# THE DATA
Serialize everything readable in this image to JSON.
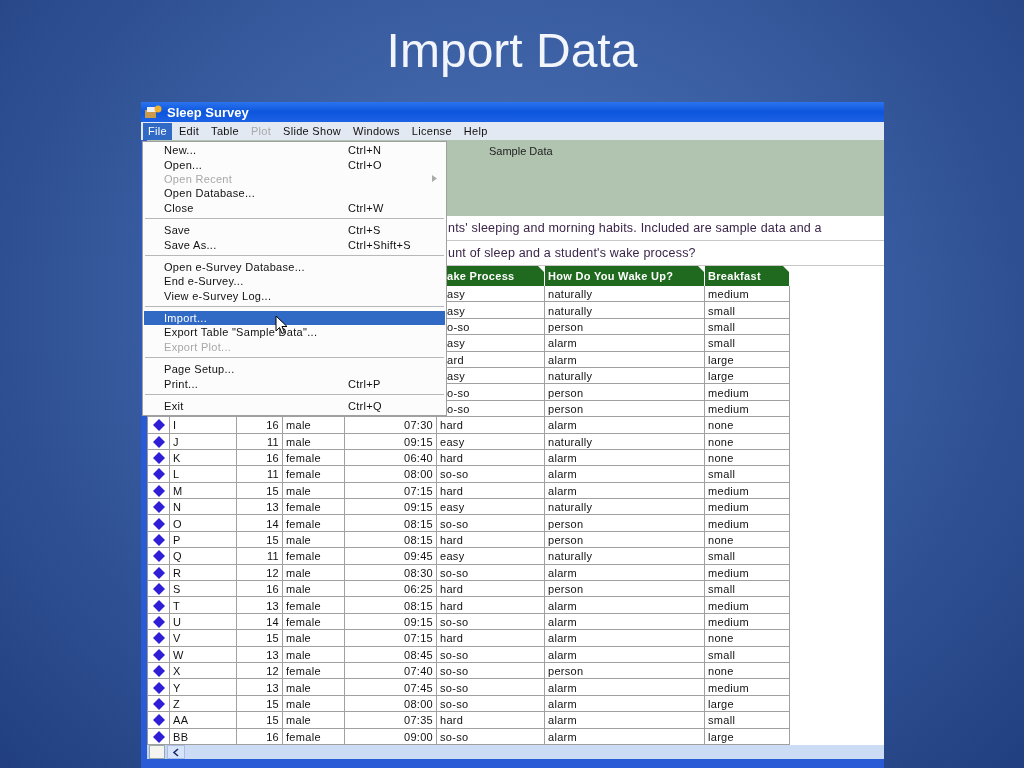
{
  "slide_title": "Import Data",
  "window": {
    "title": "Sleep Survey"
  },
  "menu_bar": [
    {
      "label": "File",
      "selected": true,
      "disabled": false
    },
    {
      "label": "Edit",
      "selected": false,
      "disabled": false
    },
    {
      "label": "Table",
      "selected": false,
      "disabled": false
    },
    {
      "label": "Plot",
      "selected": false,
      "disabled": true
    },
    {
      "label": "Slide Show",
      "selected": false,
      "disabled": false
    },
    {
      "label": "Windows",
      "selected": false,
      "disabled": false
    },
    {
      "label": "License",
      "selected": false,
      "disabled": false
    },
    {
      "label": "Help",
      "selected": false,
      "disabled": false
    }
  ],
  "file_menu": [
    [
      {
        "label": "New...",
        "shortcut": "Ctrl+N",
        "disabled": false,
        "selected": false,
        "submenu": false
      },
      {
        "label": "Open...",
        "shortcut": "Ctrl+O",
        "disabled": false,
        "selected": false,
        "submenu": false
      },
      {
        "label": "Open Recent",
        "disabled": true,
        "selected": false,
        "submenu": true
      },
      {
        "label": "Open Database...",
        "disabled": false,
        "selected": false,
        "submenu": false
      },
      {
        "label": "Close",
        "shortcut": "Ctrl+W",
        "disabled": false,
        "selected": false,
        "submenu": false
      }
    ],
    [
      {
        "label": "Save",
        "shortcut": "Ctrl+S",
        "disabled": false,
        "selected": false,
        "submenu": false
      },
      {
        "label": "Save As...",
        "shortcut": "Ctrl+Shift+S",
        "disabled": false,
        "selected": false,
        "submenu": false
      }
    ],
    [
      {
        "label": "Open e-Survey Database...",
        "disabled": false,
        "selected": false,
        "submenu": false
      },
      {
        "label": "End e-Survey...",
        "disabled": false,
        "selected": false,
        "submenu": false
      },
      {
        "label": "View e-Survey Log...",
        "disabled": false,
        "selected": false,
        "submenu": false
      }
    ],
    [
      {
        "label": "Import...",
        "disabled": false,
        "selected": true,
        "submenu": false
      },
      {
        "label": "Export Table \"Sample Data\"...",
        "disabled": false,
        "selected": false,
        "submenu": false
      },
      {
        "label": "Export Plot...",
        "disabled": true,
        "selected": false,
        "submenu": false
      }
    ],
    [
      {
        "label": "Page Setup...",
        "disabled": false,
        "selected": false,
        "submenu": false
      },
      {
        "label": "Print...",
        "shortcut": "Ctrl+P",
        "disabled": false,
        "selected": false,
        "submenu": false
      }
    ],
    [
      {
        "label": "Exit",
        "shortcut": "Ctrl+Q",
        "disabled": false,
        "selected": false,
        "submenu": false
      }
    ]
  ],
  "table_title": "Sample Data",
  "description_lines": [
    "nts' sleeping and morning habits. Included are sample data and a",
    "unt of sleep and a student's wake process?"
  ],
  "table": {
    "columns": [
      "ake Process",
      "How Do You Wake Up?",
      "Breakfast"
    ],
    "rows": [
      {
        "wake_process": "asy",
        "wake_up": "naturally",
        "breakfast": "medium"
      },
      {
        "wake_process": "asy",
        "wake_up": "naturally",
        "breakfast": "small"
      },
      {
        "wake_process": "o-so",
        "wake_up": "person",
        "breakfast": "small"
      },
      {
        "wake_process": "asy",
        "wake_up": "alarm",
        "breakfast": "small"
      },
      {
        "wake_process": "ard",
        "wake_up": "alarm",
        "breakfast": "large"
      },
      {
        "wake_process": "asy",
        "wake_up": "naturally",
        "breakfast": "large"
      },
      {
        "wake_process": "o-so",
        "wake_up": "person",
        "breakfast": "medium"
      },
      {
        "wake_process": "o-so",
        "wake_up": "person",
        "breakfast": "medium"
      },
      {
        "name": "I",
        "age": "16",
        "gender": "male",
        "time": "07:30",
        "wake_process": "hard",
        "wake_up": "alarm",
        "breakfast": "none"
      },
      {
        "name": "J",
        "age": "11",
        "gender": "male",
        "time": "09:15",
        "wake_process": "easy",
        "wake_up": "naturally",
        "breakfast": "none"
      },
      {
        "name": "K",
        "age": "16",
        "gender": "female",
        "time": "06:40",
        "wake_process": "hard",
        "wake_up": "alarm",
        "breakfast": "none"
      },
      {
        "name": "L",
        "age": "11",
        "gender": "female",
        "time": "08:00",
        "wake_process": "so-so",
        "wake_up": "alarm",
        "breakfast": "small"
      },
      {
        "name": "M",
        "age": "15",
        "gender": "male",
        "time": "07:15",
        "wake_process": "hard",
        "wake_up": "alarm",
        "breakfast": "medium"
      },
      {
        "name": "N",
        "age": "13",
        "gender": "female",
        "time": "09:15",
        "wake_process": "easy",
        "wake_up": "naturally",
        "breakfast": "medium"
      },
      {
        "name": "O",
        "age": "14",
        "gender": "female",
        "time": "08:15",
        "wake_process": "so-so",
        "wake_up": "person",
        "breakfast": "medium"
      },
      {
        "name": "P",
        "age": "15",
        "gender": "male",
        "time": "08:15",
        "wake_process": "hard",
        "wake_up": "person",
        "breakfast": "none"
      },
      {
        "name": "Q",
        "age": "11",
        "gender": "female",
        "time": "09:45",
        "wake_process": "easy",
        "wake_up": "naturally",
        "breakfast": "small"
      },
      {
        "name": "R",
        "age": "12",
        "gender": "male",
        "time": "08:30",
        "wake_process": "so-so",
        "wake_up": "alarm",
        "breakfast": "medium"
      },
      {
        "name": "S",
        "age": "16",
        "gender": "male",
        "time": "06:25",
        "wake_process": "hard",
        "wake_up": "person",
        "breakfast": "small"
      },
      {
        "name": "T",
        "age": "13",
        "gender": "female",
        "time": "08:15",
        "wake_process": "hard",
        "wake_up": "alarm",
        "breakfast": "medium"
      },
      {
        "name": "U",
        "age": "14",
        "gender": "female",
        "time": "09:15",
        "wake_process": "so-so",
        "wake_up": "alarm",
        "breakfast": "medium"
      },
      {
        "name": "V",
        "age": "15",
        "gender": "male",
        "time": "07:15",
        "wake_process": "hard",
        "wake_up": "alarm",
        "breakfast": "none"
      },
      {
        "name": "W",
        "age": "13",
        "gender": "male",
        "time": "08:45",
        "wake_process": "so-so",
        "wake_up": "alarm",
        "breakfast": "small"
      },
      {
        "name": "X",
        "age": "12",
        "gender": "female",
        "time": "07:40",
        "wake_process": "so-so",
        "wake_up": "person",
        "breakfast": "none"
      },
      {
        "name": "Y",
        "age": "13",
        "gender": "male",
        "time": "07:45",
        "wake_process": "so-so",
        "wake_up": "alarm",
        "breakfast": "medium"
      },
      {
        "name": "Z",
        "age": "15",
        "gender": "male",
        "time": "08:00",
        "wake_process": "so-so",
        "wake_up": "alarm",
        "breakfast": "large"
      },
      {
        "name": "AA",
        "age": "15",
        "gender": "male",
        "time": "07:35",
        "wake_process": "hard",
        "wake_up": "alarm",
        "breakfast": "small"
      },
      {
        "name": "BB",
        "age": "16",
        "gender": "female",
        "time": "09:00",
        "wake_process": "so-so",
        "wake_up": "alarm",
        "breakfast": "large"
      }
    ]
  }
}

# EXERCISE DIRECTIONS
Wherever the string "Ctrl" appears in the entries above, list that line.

# EXERCISE ANSWER
        "shortcut": "Ctrl+N",
        "shortcut": "Ctrl+O",
        "shortcut": "Ctrl+W",
        "shortcut": "Ctrl+S",
        "shortcut": "Ctrl+Shift+S",
        "shortcut": "Ctrl+P",
        "shortcut": "Ctrl+Q",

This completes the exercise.